There are plenty of other aspects to EG Expo this year as well, such as a beefed up Indie Arcade, tournaments and more, with further extensions planned again for 2012.
We caught up with Eurogamer MD Rupert Loman to ask about this year’s show and plans for the future.
VG247: This is much bigger than last year. Is it everything you set out to achieve?
Rupert Loman: I think it is. We’ve just opened the doors and we’ve got a couple of things to fix, but we’re very happy with how it’s going.
Did you get all the games you wanted?
Yeah. The last one we announced was Modern Warfare 3, and I think that gave us the full set in terms of all of this year’s big games for Christmas.
Where does it go after this?
There aren’t that many places that can take an event of this size now. We’re going to do another one at Earl’s Court next year, and we’ve just announced the dates as September 27-30, 2012.
There’s more space to grow within Earl’s Court in terms of adding new features and different aspects to the show. If you look at some of the cool stuff we’ve got this year, the Retro Zone is new, the Indie Arcade is improved, the Career Fair is improved and there are far more tournaments and giveaways. I think as well as just having games to play, we really want to build up the community and other aspects of the show.
Will you lean more heavily on the tournament side?

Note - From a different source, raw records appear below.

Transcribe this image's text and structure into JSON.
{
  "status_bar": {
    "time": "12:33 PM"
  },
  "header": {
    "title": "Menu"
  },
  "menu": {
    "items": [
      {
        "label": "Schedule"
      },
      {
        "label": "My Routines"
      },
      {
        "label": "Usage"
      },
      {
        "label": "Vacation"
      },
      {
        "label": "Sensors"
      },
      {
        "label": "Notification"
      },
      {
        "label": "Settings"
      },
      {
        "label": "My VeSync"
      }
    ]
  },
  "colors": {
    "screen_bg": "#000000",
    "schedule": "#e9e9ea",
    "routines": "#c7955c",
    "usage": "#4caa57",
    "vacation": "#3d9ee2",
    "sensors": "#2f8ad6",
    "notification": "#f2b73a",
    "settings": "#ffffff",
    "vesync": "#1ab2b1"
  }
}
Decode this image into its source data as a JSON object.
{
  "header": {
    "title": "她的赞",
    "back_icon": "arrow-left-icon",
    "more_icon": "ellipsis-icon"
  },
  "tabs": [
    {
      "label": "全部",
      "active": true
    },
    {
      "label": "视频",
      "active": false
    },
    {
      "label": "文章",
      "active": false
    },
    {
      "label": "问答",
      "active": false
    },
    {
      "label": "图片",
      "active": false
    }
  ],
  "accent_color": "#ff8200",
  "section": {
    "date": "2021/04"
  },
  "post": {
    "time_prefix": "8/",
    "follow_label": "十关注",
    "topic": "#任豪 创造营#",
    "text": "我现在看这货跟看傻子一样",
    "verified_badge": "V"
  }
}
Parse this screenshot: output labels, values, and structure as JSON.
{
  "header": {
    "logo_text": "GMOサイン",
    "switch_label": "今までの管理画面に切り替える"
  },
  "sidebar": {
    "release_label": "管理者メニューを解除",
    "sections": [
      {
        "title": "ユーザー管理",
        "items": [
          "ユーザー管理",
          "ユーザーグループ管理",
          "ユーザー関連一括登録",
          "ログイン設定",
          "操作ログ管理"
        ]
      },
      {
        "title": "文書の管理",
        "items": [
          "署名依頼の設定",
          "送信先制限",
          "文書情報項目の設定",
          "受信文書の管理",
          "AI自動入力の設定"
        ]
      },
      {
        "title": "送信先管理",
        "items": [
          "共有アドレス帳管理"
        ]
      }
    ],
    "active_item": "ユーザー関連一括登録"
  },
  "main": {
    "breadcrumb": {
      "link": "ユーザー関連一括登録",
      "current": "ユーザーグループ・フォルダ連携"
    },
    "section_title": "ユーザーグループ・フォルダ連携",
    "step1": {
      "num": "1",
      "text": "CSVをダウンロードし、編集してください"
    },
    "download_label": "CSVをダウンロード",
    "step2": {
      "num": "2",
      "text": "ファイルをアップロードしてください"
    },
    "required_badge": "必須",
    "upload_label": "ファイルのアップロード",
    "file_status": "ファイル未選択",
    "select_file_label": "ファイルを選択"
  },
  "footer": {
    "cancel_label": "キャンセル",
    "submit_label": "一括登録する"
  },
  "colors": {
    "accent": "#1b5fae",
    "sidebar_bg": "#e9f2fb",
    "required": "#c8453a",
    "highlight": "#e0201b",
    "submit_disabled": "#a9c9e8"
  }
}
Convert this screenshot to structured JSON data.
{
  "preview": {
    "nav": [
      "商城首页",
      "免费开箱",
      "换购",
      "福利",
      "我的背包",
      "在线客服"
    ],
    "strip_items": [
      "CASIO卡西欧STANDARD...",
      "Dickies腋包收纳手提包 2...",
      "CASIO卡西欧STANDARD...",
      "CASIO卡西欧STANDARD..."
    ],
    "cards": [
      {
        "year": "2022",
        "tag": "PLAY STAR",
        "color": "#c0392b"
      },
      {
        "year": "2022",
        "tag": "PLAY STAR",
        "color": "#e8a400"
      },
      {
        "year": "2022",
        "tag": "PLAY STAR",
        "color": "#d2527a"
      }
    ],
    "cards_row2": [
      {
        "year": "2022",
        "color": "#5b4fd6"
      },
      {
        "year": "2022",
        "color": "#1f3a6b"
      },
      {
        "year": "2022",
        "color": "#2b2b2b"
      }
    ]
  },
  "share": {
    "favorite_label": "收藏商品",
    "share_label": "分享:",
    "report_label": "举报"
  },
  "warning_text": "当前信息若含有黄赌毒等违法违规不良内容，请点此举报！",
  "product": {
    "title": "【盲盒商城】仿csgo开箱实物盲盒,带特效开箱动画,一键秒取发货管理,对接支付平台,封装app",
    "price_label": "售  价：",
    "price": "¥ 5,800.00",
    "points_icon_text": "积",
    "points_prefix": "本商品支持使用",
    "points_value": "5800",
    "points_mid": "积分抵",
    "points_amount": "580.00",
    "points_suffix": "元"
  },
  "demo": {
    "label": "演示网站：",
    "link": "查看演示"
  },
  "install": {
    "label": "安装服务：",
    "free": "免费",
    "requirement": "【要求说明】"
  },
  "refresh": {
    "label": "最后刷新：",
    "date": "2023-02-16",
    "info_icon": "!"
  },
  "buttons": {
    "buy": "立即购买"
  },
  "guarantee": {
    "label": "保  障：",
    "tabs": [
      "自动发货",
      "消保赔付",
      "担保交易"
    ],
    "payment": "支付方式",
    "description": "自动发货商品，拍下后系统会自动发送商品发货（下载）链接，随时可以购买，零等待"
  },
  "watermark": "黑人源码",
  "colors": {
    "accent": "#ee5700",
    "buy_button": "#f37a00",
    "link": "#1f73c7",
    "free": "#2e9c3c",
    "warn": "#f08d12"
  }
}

That could be a big growth area.
Yeah. We’ve got World Cyber Games here this year, and I think that’s the first step to doing a bit more on the tournament side. We’ve also got MMOs here for the first time, with Guild Wars 2, Rift, End of Nations and Star Wars: The Old Republic, so I think the PC side is going to grow as well.
Did you feel any impact from GAMEfest this year?
Beyond the initial announcement and the disappointment that the events were so close together in terms of dates, I don’t think we impacted each other that much. We’ve sold well over 30,000 tickets, so we’ve got no issues there, and we’ve got every publisher supporting us heavily. We’ve got great exclusives, things that have never been anywhere else in the UK or Europe. Generally we had no real issues; I think they’re pretty different offerings. People that have been to both can see the difference, and we should be very happy and confident with what we’ve achieved.
You had the Apprentice here last year, which was awesome. Do you have anything lined up in a similar vein for this year?
Nothing like the Apprentice, but we’ve got a hell of a lot of media here. We’ve got Sky News filming all day; ITN are here; we’ve got about 1,000 other bloggers and media here. Huge press attendance, but I think the Apprentice was a one-off.
Do you see this becoming a Europe-wide community event as opposed to just being a UK thing?
I think that we’d like to see where else we can run a Eurogamer Expo, and obviously we have websites in lots of different countries, but most countries have their own strong shows; Germany has gamescom, Spain has Gamesfest, France has Paris Games Week, and so on. So, only if it made a lot of sense.
Also, it’s very difficult to run an event close to where we live. I think for us to take it overseas would be very tricky.